**** Data for this exercise ****

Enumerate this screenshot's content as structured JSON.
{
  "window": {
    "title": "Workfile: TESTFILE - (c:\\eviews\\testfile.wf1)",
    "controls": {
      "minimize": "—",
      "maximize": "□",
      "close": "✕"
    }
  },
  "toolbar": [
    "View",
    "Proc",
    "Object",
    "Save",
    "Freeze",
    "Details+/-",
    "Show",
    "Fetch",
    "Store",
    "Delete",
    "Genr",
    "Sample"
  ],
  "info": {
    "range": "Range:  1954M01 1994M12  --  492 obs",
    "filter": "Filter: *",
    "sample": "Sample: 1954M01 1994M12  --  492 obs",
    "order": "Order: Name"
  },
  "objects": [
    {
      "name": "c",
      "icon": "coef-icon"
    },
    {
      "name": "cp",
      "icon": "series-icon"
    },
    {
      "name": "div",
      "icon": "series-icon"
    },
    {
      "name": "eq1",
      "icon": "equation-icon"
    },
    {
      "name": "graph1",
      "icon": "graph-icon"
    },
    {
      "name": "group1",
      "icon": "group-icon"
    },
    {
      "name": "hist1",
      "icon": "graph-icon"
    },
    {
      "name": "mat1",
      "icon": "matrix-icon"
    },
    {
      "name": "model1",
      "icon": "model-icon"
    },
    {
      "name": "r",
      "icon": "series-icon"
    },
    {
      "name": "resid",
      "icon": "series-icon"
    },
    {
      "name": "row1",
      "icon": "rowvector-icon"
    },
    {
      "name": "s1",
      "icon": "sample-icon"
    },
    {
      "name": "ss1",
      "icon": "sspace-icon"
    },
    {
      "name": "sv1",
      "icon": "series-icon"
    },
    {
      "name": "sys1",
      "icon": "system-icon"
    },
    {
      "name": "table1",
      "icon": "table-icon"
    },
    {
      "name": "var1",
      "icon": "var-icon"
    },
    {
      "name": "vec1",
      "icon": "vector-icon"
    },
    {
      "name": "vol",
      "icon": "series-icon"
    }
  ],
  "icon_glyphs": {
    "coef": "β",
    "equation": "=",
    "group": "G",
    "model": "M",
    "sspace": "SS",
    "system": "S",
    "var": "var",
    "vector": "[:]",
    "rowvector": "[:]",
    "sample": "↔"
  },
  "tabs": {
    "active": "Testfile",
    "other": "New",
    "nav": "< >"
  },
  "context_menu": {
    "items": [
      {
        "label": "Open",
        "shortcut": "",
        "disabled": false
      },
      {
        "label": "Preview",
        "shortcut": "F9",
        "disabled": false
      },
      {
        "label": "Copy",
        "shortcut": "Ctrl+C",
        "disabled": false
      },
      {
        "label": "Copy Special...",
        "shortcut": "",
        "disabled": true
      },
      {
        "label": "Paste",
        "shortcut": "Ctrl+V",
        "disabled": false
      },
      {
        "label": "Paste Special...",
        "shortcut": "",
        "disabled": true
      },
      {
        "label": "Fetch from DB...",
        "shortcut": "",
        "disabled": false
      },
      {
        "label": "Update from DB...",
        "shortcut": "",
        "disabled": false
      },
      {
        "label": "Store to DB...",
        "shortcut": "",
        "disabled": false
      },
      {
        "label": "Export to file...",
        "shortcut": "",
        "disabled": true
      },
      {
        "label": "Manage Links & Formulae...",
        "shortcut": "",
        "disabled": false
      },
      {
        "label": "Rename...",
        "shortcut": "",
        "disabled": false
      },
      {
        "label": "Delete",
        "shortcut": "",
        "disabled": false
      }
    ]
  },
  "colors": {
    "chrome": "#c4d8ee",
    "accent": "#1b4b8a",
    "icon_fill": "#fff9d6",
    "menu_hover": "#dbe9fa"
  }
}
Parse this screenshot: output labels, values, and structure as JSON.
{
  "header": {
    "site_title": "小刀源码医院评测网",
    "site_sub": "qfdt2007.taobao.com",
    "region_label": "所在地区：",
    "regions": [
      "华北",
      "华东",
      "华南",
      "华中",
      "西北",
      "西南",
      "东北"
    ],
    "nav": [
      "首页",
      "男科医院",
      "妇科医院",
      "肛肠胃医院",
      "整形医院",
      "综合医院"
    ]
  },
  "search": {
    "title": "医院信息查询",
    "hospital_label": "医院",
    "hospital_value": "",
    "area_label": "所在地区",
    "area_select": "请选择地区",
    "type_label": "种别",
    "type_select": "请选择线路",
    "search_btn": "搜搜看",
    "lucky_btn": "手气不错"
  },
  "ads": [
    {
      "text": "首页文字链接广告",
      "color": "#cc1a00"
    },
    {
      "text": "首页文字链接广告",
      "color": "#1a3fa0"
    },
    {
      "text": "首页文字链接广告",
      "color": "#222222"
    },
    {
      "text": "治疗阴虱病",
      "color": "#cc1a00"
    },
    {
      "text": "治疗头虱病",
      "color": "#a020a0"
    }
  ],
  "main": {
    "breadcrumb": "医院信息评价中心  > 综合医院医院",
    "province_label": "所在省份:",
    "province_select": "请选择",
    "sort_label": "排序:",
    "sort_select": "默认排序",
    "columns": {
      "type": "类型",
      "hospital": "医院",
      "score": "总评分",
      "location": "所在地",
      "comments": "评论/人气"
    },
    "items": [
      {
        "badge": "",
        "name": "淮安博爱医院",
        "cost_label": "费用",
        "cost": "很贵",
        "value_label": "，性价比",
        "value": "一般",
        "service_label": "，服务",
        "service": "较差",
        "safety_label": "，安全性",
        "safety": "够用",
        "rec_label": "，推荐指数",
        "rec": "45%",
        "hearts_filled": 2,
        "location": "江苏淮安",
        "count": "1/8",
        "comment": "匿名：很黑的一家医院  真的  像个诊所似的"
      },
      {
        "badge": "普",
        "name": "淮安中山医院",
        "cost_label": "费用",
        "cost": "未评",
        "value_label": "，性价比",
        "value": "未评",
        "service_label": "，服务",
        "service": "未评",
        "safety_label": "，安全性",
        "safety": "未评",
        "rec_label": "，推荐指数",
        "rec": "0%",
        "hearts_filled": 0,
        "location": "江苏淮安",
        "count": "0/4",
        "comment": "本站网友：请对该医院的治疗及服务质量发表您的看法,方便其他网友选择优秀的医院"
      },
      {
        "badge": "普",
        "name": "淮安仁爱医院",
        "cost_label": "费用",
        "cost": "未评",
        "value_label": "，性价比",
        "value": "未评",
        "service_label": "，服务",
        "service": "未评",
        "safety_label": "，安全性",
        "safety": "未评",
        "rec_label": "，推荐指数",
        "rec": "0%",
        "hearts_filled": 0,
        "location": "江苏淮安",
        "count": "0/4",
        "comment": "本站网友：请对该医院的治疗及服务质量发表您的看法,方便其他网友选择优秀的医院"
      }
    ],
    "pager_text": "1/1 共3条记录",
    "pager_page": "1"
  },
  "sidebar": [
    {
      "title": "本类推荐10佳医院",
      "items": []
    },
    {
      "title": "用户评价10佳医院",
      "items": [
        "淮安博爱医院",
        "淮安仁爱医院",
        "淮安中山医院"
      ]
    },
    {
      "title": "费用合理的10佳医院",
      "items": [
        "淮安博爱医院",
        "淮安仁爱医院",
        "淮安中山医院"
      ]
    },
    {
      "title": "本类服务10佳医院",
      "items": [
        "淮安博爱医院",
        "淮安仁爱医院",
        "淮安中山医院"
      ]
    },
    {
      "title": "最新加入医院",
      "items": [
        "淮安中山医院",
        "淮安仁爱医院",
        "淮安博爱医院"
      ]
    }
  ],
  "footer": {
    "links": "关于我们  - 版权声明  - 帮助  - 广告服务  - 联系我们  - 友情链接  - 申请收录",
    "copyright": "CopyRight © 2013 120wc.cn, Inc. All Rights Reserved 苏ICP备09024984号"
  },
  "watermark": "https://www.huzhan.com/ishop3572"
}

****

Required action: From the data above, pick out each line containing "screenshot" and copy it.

Completed task:
Enumerate this screenshot's content as structured JSON.
Parse this screenshot: output labels, values, and structure as JSON.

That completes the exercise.